[Collection entries]
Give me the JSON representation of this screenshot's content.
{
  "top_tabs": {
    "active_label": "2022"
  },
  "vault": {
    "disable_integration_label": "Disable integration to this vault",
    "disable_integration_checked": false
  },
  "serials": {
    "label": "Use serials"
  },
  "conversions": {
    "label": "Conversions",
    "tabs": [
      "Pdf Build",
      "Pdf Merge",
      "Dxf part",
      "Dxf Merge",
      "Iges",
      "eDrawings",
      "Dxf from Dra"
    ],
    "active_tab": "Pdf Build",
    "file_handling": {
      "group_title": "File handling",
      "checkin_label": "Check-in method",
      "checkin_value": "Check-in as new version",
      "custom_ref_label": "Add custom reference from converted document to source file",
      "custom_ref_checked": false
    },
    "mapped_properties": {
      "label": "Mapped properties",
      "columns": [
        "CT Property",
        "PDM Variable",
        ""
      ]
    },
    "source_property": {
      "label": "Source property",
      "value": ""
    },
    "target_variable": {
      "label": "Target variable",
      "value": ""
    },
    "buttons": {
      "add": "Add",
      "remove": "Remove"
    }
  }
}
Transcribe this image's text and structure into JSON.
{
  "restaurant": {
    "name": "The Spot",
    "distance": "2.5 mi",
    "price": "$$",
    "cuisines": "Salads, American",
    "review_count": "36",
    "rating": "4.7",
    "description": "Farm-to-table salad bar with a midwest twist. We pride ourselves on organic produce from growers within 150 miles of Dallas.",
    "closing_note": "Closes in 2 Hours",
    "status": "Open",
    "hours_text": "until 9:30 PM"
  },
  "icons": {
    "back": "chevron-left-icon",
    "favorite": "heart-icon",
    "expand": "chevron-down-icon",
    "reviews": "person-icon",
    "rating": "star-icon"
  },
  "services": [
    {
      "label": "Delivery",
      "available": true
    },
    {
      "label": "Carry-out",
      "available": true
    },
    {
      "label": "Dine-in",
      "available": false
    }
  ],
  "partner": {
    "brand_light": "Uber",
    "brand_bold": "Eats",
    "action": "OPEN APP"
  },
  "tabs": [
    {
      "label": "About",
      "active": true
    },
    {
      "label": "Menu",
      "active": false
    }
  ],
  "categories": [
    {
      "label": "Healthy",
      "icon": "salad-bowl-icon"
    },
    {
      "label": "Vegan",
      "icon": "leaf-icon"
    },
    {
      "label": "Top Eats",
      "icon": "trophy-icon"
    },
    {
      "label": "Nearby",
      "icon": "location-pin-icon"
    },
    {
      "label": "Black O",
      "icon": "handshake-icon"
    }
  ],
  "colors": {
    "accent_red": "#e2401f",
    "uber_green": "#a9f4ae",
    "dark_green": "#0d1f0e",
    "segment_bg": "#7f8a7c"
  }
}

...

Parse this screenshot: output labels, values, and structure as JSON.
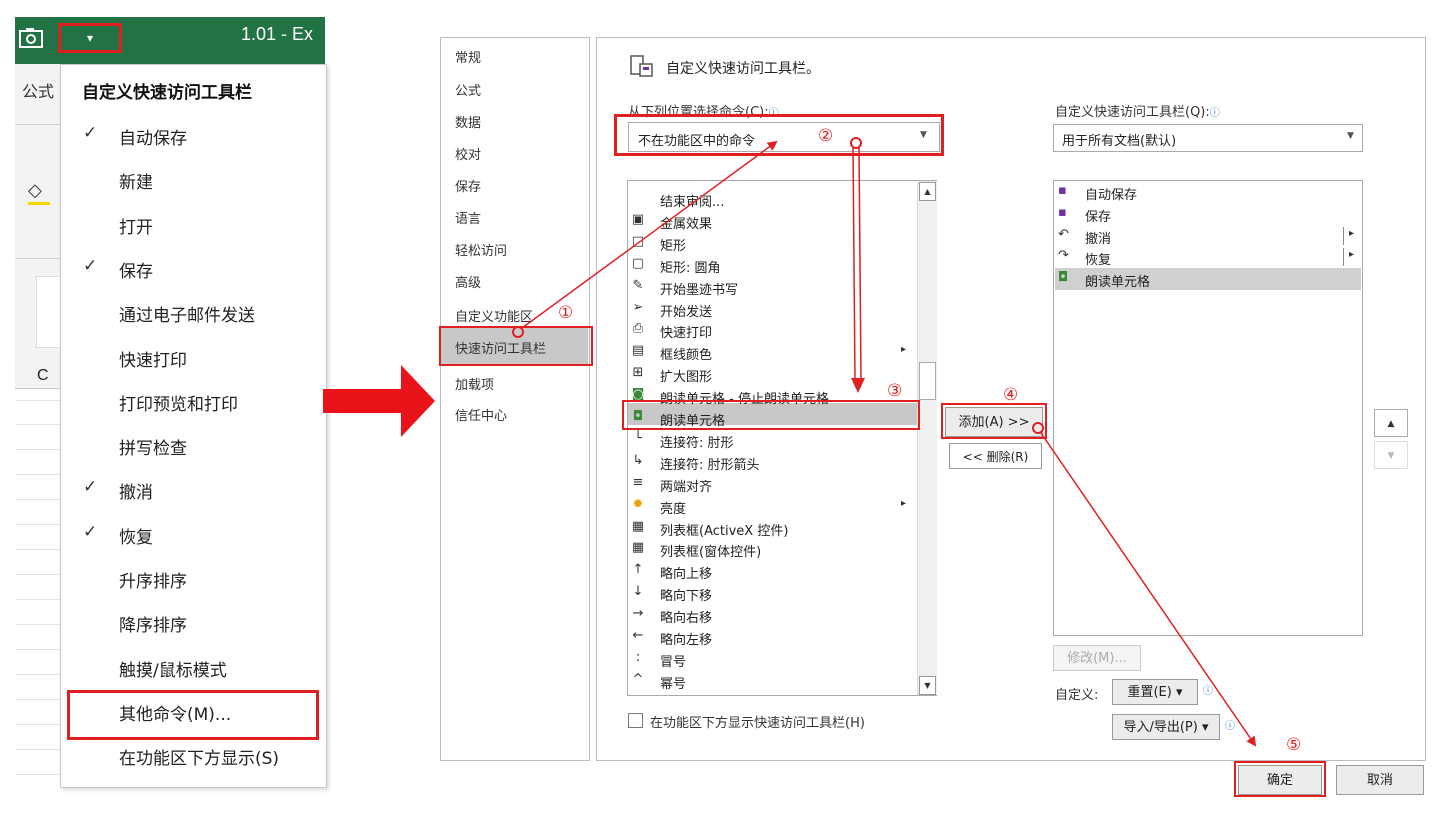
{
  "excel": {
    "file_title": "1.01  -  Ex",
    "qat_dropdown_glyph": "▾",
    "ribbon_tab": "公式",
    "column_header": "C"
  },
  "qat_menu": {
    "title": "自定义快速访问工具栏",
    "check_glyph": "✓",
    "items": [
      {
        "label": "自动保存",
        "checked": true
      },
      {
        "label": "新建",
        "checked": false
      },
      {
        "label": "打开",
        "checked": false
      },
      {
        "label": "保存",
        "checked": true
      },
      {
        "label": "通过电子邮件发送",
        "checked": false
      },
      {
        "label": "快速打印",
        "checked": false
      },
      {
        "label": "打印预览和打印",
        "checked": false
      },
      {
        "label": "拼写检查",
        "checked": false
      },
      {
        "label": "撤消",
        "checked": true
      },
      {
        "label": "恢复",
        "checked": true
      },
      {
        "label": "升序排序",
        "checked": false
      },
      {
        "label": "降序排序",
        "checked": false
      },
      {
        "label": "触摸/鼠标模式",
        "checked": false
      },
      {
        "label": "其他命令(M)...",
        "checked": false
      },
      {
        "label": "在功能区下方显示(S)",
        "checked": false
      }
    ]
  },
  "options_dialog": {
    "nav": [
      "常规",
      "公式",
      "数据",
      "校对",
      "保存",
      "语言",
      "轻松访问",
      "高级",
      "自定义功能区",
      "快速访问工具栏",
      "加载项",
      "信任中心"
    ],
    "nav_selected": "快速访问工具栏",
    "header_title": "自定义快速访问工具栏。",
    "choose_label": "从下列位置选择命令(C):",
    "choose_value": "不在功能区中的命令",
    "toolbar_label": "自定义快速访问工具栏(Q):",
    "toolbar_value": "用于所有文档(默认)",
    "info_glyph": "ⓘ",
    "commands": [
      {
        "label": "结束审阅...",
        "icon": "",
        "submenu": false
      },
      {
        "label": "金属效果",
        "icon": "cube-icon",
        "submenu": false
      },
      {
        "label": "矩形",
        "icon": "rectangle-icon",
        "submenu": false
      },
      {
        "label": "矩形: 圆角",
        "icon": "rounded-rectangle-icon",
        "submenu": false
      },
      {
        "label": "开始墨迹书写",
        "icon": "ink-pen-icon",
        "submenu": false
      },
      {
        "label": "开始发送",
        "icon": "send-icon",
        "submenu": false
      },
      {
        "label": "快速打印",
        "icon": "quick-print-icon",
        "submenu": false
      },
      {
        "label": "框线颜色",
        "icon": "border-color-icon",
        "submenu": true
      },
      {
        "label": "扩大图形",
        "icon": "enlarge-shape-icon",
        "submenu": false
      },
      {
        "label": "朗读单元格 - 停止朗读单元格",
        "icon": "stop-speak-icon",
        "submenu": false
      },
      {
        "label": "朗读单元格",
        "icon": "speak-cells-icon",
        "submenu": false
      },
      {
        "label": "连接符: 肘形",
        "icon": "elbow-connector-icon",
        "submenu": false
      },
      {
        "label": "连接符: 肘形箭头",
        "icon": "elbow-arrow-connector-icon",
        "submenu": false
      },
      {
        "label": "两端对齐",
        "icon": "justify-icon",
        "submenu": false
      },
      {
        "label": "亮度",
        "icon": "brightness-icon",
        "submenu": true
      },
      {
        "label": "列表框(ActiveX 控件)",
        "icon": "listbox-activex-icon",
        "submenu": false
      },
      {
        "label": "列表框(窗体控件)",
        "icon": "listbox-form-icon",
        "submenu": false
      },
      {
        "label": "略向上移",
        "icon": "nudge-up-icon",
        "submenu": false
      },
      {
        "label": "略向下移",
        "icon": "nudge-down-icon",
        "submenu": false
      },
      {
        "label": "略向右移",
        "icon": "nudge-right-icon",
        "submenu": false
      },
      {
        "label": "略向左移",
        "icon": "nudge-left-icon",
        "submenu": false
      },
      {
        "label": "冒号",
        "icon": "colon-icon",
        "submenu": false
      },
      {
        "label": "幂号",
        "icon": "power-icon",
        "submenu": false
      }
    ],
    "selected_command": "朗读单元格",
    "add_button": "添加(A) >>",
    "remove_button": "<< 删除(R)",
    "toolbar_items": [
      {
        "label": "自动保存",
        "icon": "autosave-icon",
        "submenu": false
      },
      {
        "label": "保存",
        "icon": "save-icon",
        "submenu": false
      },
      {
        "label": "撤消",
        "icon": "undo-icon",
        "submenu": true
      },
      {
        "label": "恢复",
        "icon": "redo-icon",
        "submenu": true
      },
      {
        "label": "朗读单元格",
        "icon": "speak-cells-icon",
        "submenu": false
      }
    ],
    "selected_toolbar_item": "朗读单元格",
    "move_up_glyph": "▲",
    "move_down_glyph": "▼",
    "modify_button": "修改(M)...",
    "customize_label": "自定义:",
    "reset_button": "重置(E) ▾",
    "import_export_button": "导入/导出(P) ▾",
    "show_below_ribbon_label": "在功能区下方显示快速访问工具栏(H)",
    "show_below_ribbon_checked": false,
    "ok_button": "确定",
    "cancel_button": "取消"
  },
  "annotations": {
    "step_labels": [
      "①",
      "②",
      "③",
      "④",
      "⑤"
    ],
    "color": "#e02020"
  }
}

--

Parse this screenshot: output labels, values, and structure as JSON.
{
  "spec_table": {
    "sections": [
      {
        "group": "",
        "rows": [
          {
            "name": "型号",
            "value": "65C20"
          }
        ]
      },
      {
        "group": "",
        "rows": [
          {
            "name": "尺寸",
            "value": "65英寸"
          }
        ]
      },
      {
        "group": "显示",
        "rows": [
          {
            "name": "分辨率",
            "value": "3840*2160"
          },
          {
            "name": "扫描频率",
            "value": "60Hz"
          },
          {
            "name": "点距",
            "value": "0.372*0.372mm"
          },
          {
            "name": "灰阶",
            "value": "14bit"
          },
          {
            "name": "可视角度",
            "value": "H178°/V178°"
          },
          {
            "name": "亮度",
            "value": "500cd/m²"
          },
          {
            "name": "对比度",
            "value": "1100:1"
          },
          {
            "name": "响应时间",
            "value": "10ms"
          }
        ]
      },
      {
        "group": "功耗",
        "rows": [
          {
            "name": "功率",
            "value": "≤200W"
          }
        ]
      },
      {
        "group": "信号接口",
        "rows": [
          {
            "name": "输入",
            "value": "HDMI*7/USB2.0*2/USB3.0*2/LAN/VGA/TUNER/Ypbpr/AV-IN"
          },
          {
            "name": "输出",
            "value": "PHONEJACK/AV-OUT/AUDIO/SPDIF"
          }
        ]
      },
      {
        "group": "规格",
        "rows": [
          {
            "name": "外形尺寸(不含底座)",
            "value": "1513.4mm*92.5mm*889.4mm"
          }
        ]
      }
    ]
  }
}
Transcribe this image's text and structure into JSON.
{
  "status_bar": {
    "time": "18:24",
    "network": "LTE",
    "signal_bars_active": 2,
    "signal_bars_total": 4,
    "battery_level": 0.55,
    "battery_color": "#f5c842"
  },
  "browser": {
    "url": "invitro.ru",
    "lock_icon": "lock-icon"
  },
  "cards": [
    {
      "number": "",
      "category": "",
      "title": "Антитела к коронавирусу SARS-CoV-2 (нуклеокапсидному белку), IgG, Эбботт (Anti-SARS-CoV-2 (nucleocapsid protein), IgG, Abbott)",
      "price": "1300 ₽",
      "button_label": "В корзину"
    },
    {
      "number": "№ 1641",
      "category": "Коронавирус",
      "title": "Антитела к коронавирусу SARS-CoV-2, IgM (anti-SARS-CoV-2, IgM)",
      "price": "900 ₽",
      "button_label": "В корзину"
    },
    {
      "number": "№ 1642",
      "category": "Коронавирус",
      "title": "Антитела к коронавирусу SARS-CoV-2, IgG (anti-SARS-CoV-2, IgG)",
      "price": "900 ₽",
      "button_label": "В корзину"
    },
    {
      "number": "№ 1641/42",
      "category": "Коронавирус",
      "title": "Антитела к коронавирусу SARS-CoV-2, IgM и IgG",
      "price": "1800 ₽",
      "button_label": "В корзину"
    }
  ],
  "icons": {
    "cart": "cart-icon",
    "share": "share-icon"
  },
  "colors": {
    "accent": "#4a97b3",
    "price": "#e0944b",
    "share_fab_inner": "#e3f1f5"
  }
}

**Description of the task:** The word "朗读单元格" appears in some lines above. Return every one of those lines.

**Answer to the problem:**
        "label": "朗读单元格 - 停止朗读单元格",
        "label": "朗读单元格",
    "selected_command": "朗读单元格",
        "label": "朗读单元格",
    "selected_toolbar_item": "朗读单元格",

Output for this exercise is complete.